When it comes to historical research, it would simply not be possible to access a fraction of the available material without indexes. Leaving aside the indexing of published books, there are literally miles of documents of every kind stacked on the shelves of archives around the world whose contents would be unknown and inaccessible if they were not catalogued. While it is possible to search computerised catalogues, or indeed books, for any text, only a tiny fraction are available in this format. For the rest we depend upon the provision of indexes to give us access to deeds, maps, photographs, letters, surveys and all manner of material on people and places, and to entice us to explore such topics as ‘Church, pulpit, goose in’, ‘Licences, for corn dealers (badgers)’, and ‘Superstitions, magpies’ when we are in need of diversion.
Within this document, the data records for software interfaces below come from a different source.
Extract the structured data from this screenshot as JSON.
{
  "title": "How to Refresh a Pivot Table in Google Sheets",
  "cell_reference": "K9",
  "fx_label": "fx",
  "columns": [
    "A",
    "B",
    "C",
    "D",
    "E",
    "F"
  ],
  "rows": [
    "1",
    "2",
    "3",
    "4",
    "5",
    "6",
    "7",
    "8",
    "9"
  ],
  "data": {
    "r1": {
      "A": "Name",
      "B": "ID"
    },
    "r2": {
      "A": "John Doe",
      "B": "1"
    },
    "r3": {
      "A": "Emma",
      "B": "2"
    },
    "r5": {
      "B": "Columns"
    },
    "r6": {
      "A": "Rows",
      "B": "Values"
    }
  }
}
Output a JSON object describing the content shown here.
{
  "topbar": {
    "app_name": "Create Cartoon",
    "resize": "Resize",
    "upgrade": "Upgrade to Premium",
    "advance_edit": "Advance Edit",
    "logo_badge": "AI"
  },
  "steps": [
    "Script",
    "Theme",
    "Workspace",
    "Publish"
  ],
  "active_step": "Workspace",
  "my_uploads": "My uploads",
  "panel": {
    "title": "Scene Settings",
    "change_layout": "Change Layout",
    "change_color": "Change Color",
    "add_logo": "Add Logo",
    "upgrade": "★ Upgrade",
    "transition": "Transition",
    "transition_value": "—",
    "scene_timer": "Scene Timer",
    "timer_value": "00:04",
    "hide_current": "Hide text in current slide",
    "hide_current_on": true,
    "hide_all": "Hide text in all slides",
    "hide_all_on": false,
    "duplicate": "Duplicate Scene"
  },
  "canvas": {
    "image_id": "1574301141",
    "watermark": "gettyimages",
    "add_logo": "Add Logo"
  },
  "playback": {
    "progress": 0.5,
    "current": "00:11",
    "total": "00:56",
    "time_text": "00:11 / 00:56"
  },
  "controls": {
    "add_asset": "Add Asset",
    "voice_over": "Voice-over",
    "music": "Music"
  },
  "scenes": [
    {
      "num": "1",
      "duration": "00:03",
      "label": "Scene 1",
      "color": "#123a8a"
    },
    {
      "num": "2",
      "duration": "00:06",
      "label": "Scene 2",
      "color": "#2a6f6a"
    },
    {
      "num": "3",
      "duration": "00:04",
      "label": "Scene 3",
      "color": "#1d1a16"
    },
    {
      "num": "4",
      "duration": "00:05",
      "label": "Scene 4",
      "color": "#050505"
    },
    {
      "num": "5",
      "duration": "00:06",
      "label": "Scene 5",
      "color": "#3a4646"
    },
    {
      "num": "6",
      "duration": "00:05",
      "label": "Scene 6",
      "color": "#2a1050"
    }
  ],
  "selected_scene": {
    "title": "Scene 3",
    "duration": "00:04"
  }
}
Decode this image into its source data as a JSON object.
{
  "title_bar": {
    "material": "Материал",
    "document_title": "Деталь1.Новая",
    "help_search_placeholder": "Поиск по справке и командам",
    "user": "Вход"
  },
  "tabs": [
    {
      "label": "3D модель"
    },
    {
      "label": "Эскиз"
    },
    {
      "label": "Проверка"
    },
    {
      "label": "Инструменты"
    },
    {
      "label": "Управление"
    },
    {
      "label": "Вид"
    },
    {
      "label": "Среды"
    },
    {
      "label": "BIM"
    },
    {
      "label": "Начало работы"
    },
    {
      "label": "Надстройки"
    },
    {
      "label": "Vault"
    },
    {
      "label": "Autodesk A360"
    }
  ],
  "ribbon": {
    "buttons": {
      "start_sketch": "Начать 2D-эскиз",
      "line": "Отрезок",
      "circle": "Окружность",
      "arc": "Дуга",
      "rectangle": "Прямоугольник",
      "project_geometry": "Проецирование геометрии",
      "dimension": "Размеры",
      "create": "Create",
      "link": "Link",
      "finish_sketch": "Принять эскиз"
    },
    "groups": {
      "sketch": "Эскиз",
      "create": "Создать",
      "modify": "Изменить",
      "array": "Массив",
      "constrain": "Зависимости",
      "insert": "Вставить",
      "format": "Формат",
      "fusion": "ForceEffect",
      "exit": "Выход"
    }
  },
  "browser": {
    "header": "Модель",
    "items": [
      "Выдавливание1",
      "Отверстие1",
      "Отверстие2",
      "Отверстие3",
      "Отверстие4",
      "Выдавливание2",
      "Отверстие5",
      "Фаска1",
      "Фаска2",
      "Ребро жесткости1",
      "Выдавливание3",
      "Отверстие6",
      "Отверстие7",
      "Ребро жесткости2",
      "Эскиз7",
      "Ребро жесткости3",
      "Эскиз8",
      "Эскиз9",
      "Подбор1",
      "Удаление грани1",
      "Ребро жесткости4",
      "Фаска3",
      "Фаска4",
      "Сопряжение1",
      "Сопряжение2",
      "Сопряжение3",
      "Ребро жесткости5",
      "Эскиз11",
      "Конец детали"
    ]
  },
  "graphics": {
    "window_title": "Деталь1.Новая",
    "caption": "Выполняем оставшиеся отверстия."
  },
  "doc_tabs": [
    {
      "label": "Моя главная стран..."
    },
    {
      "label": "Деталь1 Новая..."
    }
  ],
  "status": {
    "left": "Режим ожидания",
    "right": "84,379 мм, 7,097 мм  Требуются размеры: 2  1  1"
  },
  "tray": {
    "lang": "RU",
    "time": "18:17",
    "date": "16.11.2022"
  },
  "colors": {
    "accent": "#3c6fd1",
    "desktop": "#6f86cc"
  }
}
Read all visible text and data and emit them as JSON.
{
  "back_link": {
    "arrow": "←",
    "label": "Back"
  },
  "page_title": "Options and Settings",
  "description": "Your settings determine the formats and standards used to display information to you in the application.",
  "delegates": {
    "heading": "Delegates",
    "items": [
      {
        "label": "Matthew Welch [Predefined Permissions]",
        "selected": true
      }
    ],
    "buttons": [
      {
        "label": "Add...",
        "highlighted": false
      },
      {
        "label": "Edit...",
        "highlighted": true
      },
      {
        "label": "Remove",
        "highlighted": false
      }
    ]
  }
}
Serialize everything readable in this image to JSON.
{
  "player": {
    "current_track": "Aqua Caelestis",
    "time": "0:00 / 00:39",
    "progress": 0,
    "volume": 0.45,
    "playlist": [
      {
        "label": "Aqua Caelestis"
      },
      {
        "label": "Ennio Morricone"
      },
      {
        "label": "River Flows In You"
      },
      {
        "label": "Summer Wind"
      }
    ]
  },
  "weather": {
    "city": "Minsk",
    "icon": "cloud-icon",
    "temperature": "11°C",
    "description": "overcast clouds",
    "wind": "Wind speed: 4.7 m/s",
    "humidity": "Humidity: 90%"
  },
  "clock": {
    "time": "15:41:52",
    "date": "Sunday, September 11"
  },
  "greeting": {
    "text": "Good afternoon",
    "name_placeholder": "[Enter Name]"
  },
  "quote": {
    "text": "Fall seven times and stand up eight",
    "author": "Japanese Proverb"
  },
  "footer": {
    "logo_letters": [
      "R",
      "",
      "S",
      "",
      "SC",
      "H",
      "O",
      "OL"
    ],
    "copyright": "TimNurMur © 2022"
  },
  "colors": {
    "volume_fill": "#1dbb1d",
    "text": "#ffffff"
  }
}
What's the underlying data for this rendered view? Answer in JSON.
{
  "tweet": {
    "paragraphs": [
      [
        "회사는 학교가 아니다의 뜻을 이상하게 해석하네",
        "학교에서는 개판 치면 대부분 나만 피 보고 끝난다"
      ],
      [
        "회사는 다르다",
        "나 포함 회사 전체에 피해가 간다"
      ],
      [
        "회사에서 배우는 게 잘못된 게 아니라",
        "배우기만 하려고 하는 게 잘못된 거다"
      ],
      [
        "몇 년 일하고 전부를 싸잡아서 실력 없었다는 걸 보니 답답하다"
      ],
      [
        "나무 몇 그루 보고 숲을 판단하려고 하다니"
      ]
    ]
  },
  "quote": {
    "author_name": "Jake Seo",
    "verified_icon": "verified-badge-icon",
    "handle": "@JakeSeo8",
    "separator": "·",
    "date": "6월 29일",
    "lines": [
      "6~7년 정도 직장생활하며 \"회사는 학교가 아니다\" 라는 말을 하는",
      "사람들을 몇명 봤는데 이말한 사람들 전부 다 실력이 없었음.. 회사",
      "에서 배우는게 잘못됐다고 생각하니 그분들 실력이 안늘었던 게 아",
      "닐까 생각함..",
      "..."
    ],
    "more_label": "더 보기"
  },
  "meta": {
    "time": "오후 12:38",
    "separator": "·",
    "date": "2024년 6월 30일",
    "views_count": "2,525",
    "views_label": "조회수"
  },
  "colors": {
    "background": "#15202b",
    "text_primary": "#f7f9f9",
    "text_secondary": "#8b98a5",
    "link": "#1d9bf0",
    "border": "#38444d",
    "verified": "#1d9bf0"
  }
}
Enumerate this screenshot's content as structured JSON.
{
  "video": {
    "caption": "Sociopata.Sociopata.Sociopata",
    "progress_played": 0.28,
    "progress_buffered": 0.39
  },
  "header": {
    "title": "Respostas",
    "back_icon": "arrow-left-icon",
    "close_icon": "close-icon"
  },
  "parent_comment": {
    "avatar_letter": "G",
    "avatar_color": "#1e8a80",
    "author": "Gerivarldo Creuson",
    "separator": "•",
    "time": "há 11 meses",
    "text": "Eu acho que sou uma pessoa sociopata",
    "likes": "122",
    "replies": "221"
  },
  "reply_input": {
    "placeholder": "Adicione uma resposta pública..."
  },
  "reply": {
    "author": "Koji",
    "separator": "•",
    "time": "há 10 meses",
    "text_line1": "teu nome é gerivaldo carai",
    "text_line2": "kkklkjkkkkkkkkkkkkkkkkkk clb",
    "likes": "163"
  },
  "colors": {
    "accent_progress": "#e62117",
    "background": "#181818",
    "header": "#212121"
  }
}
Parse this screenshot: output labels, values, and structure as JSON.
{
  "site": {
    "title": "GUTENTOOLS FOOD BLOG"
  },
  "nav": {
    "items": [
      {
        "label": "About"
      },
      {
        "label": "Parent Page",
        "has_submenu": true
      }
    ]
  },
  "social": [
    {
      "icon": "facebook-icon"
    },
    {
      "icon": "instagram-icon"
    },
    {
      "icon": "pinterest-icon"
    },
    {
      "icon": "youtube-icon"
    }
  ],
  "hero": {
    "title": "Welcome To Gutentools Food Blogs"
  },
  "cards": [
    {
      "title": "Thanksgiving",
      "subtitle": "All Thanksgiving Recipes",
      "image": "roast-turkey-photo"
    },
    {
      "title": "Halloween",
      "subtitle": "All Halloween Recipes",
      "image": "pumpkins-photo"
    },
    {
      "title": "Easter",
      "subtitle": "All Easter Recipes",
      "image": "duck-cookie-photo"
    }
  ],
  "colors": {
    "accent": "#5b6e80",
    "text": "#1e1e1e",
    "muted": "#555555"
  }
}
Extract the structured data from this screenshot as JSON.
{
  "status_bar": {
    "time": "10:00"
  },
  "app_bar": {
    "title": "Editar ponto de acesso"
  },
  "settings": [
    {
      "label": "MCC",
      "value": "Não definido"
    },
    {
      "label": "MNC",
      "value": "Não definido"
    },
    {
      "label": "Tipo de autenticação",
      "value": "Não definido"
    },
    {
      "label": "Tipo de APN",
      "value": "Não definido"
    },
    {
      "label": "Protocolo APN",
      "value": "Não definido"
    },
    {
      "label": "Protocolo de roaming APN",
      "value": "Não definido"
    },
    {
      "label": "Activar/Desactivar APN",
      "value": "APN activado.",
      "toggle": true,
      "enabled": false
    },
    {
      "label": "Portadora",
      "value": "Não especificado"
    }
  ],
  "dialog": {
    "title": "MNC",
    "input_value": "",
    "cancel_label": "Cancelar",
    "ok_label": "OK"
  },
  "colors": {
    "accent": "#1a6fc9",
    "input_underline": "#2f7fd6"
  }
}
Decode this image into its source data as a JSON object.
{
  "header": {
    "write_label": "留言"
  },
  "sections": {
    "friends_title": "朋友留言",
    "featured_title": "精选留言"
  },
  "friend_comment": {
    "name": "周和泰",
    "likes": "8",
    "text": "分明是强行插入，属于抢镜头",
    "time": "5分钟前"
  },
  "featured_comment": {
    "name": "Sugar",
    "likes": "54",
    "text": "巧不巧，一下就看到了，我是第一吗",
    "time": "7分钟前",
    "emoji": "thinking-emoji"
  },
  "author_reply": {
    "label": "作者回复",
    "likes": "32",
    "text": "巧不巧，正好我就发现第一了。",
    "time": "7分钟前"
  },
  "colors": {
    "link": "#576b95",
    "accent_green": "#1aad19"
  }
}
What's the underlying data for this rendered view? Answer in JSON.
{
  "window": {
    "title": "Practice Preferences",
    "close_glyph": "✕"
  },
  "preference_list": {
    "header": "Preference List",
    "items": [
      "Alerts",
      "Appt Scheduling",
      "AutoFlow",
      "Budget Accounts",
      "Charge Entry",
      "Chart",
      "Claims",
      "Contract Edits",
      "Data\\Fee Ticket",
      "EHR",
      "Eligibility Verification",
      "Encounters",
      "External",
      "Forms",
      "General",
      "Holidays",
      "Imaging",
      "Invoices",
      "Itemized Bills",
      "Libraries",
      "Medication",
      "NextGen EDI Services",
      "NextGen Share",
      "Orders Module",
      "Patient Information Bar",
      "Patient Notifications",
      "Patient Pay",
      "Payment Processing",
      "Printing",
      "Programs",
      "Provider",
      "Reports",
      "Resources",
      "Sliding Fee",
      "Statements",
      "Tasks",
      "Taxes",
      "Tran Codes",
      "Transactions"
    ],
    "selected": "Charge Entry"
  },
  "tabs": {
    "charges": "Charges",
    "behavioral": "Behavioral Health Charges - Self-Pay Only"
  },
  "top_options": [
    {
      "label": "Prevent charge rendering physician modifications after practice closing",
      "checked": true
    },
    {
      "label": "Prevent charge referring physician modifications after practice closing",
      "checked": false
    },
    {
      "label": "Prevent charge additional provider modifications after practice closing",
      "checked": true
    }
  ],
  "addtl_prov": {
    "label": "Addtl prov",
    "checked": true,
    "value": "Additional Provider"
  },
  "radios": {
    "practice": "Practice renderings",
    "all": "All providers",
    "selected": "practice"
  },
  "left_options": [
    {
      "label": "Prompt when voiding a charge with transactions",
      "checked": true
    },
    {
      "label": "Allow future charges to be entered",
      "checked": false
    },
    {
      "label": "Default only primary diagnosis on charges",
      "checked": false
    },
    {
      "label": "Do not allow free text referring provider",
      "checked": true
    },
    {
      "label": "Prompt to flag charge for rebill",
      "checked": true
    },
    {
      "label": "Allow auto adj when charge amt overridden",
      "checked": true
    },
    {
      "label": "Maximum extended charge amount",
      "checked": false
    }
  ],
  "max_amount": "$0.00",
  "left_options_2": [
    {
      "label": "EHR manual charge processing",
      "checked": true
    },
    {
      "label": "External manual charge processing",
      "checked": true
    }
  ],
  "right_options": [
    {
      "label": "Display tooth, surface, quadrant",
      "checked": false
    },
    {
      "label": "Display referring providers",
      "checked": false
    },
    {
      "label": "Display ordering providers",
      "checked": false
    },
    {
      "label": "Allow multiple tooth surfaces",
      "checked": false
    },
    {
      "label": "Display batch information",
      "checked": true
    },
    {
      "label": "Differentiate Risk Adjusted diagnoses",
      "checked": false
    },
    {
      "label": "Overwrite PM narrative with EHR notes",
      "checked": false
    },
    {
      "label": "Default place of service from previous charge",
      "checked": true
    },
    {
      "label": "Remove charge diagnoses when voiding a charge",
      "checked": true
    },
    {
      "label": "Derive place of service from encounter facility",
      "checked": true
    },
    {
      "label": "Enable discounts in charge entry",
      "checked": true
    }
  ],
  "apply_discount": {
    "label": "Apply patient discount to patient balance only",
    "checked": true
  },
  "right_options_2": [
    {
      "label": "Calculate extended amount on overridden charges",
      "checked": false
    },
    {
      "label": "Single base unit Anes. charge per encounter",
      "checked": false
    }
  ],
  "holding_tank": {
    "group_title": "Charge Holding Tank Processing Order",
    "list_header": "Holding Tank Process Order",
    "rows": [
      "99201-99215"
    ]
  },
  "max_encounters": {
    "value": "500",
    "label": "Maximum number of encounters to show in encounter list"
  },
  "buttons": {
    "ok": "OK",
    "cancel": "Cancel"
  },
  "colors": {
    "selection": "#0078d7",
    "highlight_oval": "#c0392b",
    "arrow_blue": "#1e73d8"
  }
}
As well as cataloguing historical documents, there are numerous patient folk, many of them volunteers, who painstakingly create name and place indexes from parish records that enable so many family historians to find their ancestors’ hatches, matches and dispatches records with such ease. It’s not all straightforward of course. Any archive may have tens or even hundreds of indexes to individual sources: wills, estate records, maps, photographs, newspapers, magazines, and so on, each of which may need to be consulted. But without indexes – and the people who create them – those records that have contributed to countless histories would lie unread and unappreciated. To indexers everywhere, I salute you.